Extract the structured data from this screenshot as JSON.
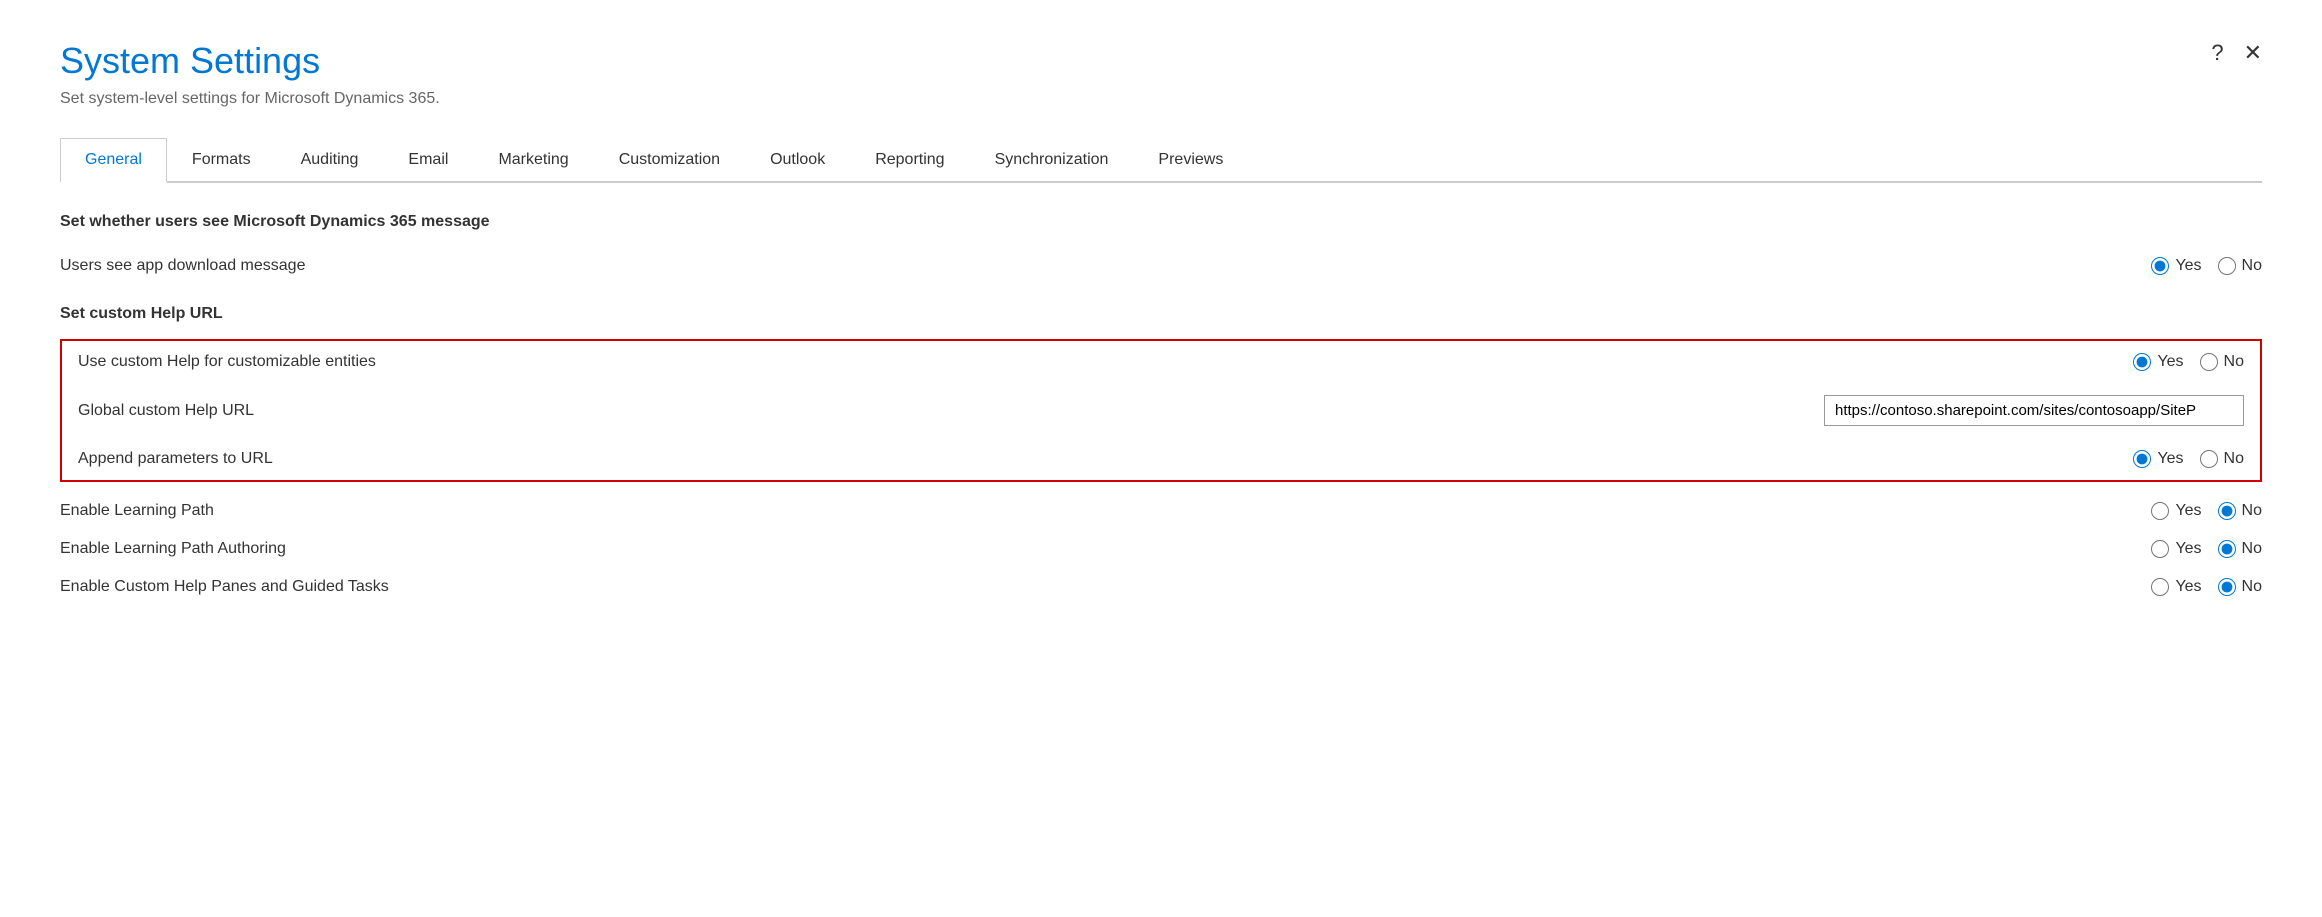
{
  "dialog": {
    "title": "System Settings",
    "subtitle": "Set system-level settings for Microsoft Dynamics 365.",
    "help_icon": "?",
    "close_icon": "✕"
  },
  "tabs": [
    {
      "id": "general",
      "label": "General",
      "active": true
    },
    {
      "id": "formats",
      "label": "Formats",
      "active": false
    },
    {
      "id": "auditing",
      "label": "Auditing",
      "active": false
    },
    {
      "id": "email",
      "label": "Email",
      "active": false
    },
    {
      "id": "marketing",
      "label": "Marketing",
      "active": false
    },
    {
      "id": "customization",
      "label": "Customization",
      "active": false
    },
    {
      "id": "outlook",
      "label": "Outlook",
      "active": false
    },
    {
      "id": "reporting",
      "label": "Reporting",
      "active": false
    },
    {
      "id": "synchronization",
      "label": "Synchronization",
      "active": false
    },
    {
      "id": "previews",
      "label": "Previews",
      "active": false
    }
  ],
  "sections": [
    {
      "id": "microsoft-message",
      "heading": "Set whether users see Microsoft Dynamics 365 message",
      "rows": [
        {
          "id": "app-download-message",
          "label": "Users see app download message",
          "control_type": "radio",
          "highlighted": false,
          "yes_selected": true,
          "no_selected": false
        }
      ]
    },
    {
      "id": "custom-help-url",
      "heading": "Set custom Help URL",
      "highlighted_group": true,
      "rows": [
        {
          "id": "use-custom-help",
          "label": "Use custom Help for customizable entities",
          "control_type": "radio",
          "yes_selected": true,
          "no_selected": false
        },
        {
          "id": "global-custom-help-url",
          "label": "Global custom Help URL",
          "control_type": "text",
          "value": "https://contoso.sharepoint.com/sites/contosoapp/SiteP"
        },
        {
          "id": "append-parameters",
          "label": "Append parameters to URL",
          "control_type": "radio",
          "yes_selected": true,
          "no_selected": false
        }
      ]
    },
    {
      "id": "learning-path",
      "heading": "",
      "rows": [
        {
          "id": "enable-learning-path",
          "label": "Enable Learning Path",
          "control_type": "radio",
          "yes_selected": false,
          "no_selected": true
        },
        {
          "id": "enable-learning-path-authoring",
          "label": "Enable Learning Path Authoring",
          "control_type": "radio",
          "yes_selected": false,
          "no_selected": true
        },
        {
          "id": "enable-custom-help-panes",
          "label": "Enable Custom Help Panes and Guided Tasks",
          "control_type": "radio",
          "yes_selected": false,
          "no_selected": true
        }
      ]
    }
  ],
  "labels": {
    "yes": "Yes",
    "no": "No"
  }
}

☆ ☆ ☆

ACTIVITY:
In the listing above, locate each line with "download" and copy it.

RESPONSE FOR THIS EXERCISE:
          "id": "app-download-message",
          "label": "Users see app download message",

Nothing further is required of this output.